● Work order: Check each line of the entries. Copy the ones that contain the string "title".

Records from a collection:
== Segment start ==

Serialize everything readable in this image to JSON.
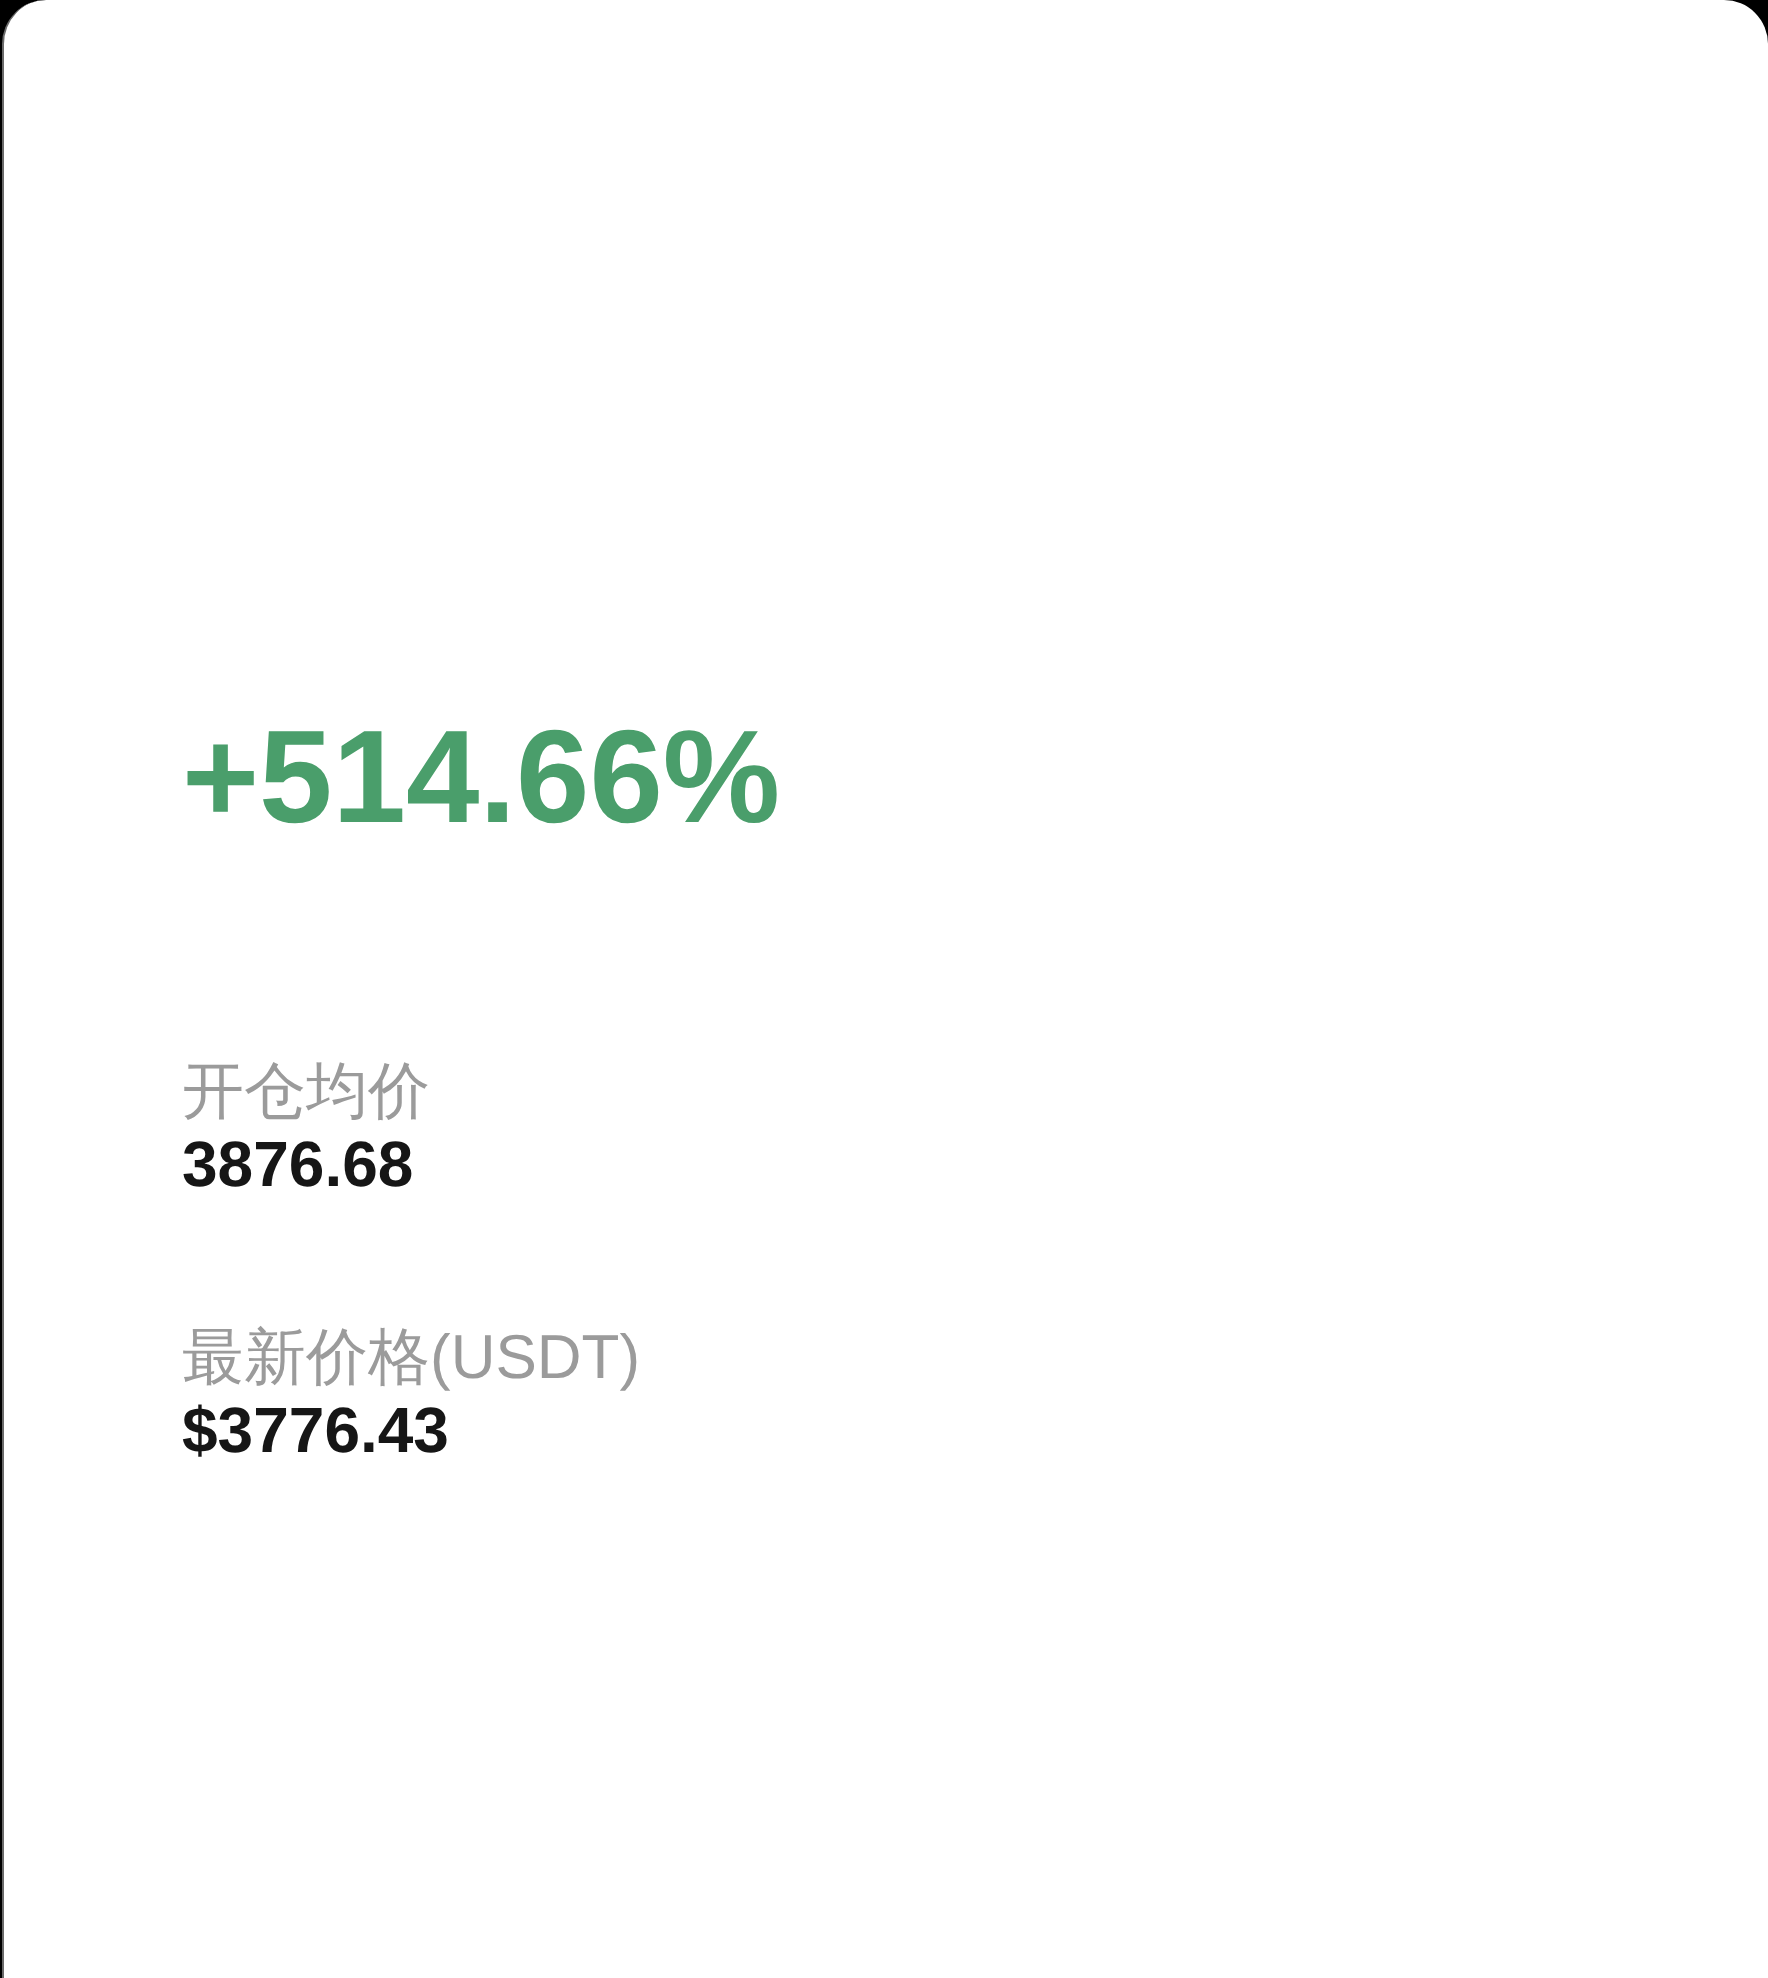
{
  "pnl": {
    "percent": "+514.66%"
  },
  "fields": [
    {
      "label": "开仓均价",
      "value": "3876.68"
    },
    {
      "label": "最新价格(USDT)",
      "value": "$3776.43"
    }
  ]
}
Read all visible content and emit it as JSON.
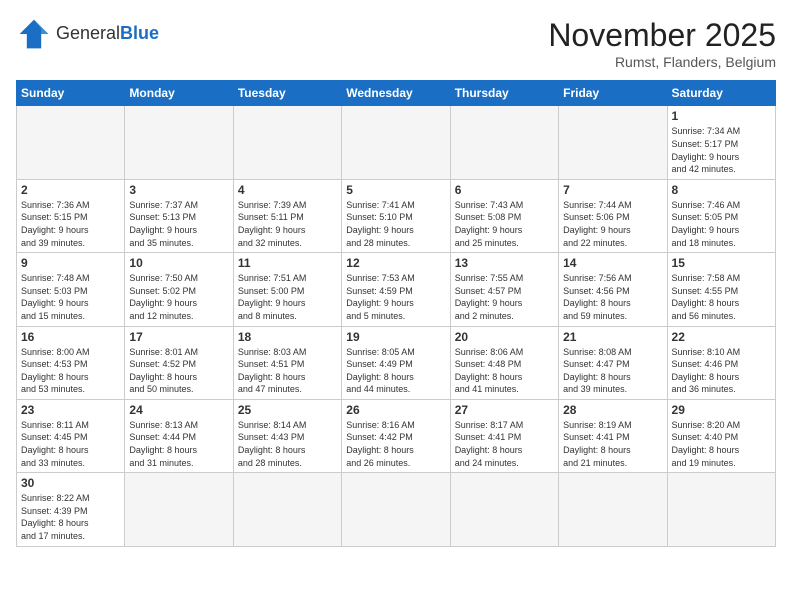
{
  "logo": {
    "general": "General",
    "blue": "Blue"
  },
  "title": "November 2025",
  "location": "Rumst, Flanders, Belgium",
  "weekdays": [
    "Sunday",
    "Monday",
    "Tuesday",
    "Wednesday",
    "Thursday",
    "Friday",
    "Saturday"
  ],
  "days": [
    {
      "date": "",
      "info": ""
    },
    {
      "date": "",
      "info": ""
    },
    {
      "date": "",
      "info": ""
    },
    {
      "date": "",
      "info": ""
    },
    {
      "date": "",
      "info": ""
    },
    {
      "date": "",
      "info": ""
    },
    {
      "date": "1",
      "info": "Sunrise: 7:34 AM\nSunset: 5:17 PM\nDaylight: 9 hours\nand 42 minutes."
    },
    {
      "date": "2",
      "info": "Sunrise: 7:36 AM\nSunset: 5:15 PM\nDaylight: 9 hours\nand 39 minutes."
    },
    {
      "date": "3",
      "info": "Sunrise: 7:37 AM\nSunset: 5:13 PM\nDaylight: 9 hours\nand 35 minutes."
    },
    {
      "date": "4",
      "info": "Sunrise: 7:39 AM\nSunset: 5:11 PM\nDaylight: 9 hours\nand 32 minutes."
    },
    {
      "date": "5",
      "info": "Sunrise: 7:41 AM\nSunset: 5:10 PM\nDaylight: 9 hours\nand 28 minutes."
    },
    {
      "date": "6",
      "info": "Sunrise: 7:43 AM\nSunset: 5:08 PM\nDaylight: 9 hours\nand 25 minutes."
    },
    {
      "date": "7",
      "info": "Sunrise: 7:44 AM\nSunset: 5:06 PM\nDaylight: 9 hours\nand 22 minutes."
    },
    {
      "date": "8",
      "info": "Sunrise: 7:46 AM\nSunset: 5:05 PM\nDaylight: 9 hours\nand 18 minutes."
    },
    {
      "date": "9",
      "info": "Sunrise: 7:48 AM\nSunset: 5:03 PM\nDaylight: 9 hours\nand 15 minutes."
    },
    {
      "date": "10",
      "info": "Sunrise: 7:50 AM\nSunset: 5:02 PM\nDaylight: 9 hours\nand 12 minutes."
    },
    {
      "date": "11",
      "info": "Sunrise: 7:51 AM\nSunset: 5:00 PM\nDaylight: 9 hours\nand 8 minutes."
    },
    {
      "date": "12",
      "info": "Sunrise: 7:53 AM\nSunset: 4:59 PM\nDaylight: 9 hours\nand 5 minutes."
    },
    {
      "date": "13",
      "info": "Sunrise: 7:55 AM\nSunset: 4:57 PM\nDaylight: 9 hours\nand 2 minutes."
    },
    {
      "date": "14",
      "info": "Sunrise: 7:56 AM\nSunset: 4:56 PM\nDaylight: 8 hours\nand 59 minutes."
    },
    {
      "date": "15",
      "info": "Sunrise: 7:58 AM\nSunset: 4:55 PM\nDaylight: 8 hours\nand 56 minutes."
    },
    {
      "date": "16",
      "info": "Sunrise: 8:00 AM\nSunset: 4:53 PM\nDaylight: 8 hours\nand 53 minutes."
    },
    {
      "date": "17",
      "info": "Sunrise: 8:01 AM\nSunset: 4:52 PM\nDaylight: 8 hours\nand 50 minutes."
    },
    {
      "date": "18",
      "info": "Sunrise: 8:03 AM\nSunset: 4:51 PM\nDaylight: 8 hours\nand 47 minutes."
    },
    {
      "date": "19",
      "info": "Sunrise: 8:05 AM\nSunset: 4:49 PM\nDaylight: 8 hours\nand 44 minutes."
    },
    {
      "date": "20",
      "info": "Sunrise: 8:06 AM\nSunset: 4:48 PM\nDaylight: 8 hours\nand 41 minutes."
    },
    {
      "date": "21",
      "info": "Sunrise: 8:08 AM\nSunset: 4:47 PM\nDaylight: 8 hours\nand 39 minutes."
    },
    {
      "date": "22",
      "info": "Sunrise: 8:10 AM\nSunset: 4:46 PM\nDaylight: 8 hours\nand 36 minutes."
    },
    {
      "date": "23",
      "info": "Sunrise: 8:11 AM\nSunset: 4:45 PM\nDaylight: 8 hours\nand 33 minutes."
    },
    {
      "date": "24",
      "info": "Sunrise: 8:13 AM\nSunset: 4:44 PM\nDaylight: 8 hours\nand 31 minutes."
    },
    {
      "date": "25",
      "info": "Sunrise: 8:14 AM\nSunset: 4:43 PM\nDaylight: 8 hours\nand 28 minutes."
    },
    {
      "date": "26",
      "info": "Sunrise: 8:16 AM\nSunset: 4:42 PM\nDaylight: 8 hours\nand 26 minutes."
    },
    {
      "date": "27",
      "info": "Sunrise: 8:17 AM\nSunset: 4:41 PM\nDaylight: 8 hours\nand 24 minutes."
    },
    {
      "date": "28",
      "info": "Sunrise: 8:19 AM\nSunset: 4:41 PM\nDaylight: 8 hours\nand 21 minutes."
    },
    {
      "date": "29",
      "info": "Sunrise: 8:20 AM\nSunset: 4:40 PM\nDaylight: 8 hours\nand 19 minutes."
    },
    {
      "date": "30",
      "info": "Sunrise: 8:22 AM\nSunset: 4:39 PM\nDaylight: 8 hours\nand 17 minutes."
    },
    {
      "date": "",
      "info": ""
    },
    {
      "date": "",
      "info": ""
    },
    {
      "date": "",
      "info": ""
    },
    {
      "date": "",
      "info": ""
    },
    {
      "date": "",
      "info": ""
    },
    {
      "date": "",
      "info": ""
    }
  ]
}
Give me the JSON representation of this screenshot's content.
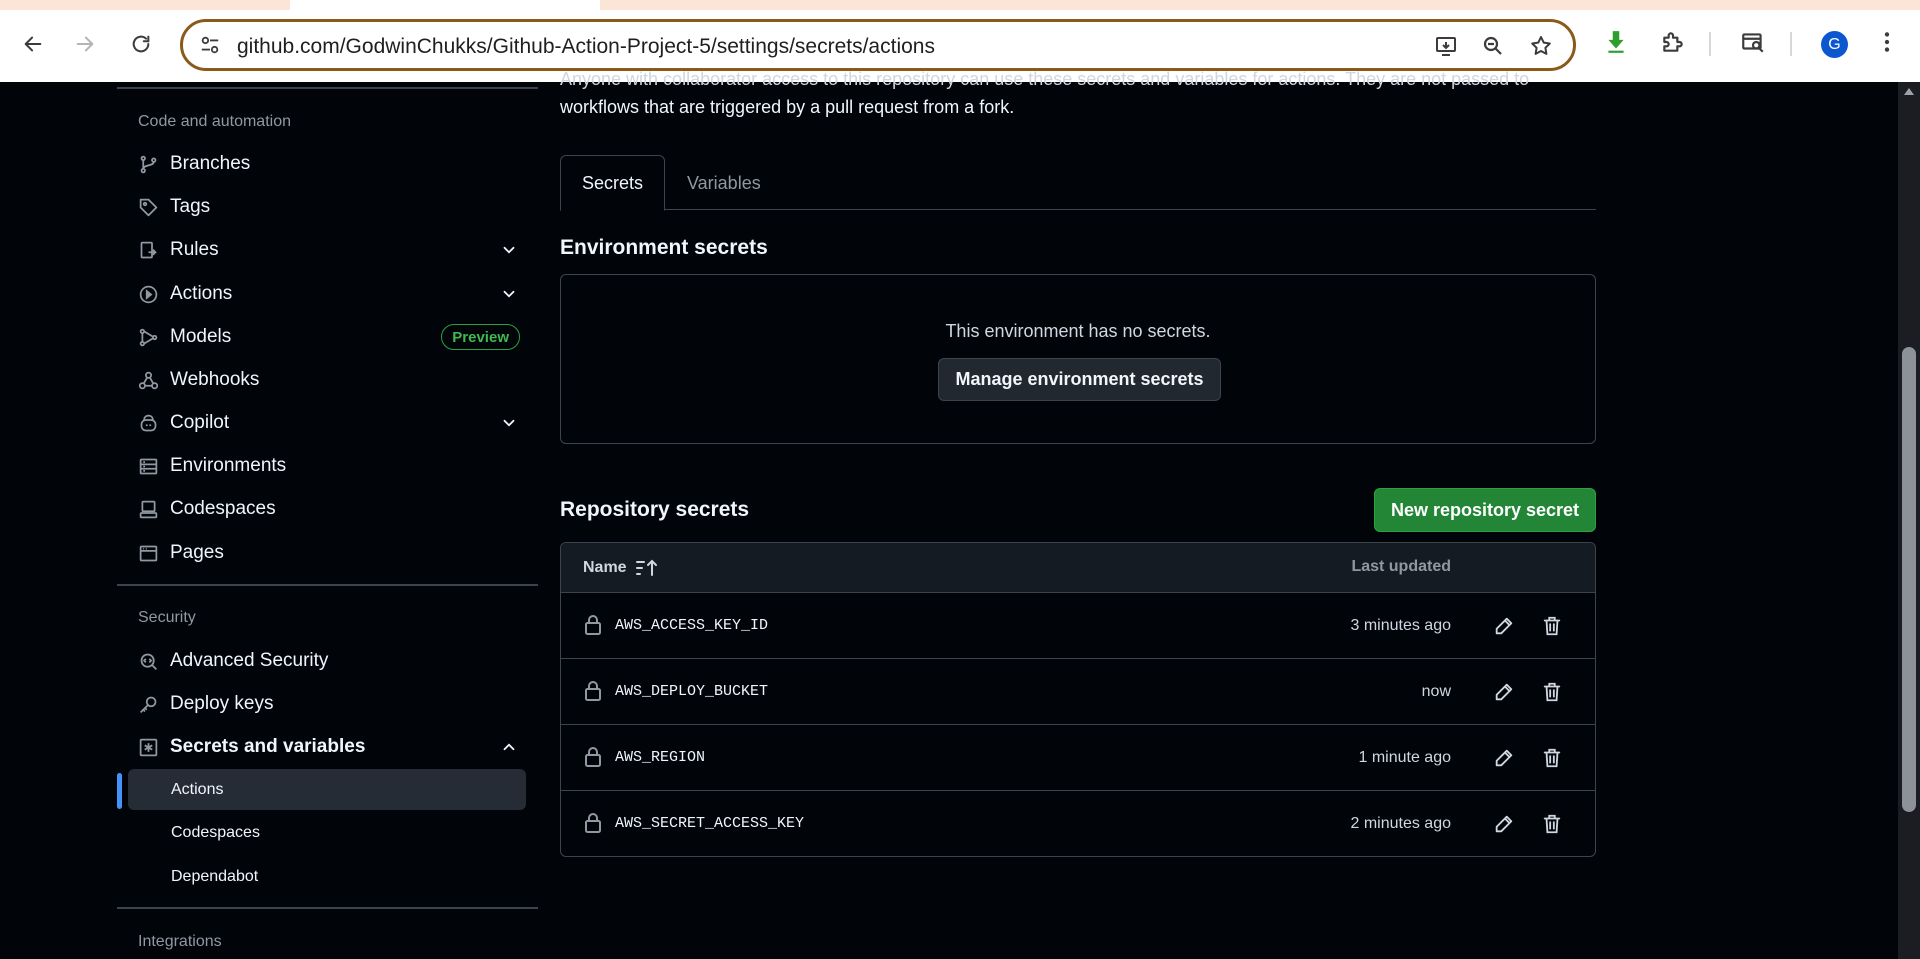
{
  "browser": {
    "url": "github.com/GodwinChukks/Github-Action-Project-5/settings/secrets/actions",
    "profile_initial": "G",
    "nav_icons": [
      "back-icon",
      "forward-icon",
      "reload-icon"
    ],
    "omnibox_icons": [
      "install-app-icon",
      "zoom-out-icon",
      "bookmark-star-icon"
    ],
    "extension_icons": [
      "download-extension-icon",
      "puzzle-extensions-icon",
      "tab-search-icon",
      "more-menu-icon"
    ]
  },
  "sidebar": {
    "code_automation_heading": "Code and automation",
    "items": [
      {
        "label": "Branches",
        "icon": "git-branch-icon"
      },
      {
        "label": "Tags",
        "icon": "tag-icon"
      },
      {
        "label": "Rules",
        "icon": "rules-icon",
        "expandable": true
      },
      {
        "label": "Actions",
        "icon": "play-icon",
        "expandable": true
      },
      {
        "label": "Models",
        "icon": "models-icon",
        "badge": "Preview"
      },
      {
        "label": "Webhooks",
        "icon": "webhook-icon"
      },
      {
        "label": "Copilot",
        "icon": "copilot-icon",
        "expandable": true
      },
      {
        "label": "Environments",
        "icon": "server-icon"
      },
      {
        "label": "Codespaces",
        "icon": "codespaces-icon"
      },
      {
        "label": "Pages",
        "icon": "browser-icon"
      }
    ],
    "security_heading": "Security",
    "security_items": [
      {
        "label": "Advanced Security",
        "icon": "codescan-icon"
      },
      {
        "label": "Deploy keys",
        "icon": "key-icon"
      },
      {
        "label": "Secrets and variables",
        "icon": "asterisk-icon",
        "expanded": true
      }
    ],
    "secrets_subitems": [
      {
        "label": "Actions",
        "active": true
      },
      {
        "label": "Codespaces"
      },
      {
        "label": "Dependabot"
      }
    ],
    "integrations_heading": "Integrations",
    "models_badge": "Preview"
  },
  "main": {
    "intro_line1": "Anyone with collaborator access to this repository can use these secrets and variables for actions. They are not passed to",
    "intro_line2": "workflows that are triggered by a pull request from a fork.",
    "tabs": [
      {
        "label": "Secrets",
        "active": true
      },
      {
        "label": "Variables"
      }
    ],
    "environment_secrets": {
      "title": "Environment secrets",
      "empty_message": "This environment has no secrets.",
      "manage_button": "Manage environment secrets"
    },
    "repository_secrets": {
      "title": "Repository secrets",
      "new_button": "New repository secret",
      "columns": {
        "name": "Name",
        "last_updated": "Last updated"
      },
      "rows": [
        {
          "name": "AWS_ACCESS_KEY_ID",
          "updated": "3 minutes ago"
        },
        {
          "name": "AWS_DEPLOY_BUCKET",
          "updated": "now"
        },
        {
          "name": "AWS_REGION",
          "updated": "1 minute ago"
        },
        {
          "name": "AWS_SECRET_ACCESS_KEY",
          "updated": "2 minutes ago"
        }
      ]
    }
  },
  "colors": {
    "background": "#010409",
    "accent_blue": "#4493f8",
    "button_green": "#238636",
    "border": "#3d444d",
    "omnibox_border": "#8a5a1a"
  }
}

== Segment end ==

● Expected answer:
  "title": "November 2025",
      "title": "Environment secrets",
      "title": "Repository secrets",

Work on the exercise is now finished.